Henry Beard and Christopher Cerf's Spinglish: The Definitive Dictionary of Deliberately Deceitful Language is a wonderful look at sketchy language, including a metric truckload of euphemisms. Here's one I didn't mention in my recent review: the diabolically named courtesy disconnect. While this has the potential to be an almost honest term-it could mean a breach in courtesy or disagreement about courtesy-it means nothing of the sort. A courtesy disconnect is when you're on the phone with some awful robot, praying for human contact, and the robot hangs up on you. The IRS uses this term, as seen in a New York Times article about everyone's favorite agency. This is a bold term. It's nearly as brazen as if you gave the bird to a lousy driver and called it a courtesy gesture.

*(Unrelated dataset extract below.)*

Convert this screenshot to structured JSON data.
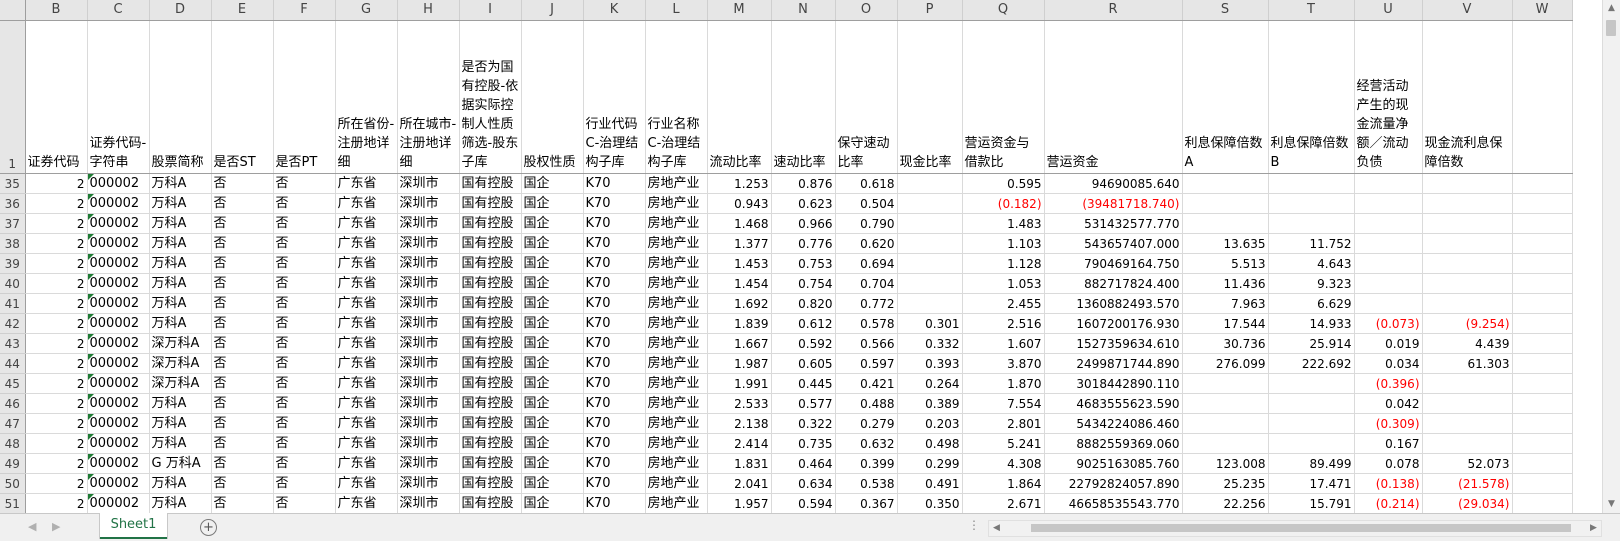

Now there's an important sounding word. We all want to plan for contingencies, don't we? But a contingency faculty member is, sadly, little more than a whim or dream, As the American Association of University Professors puts it: "Who are 'contingent faculty'? Depending on the institution, they can be known as adjuncts, postdocs, TAs, non-tenure-track faculty, clinical faculty, part-timers, lecturers, instructors, or nonsenate faculty. What they all have in common: they serve in insecure, unsupported positions with little job security and few protections for academic freedom." In other words, this is a sketchy slice of jargon for those low-paid grunts of the academic world who actually do most of the teaching, while the tenured professors collaborate with Lex Luthor, I assume.
The top euphemism for a comic book has to be graphic novel, a term that gained ground in the 1980s with the artistic and commercial success of The Dark Knight Returns, Maus, and Watchmen. But here's an even battier term that's much older and less successful. For a brief period in the 1960s, the surging Marvel Comics universe (which is now so lucrative in the movies) got a little pretentious when Stan Lee decided he wasn't making comic books anymore, but pop-art productions. Sorry, Stan. Alliteration isn't the answer to everything.
Getting older is one of the top subjects for euphemisms, because I hate to tell you, you're not getting better: you're getting deader. The word old isn't the only ancient term that people want to avoid: even some euphemisms, like senior, have been around so long that their euphemistic-ness has gone flat, like an old pillow. In an article about a program for 50-plus folks, executive director Cris Braun said, "Many respondents wanted to avoid the word 'senior' and broaden our appeal to the 50 and up age group. The word 'next' evolved as the concept we wished to convey, the idea of 'What is your next adventure? What would you like to do next?'" I suppose that's good branding (ugh) but the reality-denial is painful. No one wants to admit the Grim Reaper will eventually be next too.
Eat any cicadas lately? No? What about a land shrimp or tree lobster?
Those are some euphs suggested by Matan Shelomi, who wants you to eat bugs. Well, he at least wants to remove the stigma from eating insects, and one of those suggestions is through euphemisms-er, marketing. Apparently, bugs are just as nutritious as a lot of other stuff we eat, and they're readily available. Hey, if people can con themselves into eating kale, insects can't be far behind.
Maybe soon at Trader Joe's or Whole Foods, we'll see the following displays:
- Buzz artisans (bees)
- Sleep disturbers (crickets)
- Teacup white Anglo-Saxon Protestants (wasps)
- Ant-Man associates (ants)
- Kafka enthusiasts (cockroaches)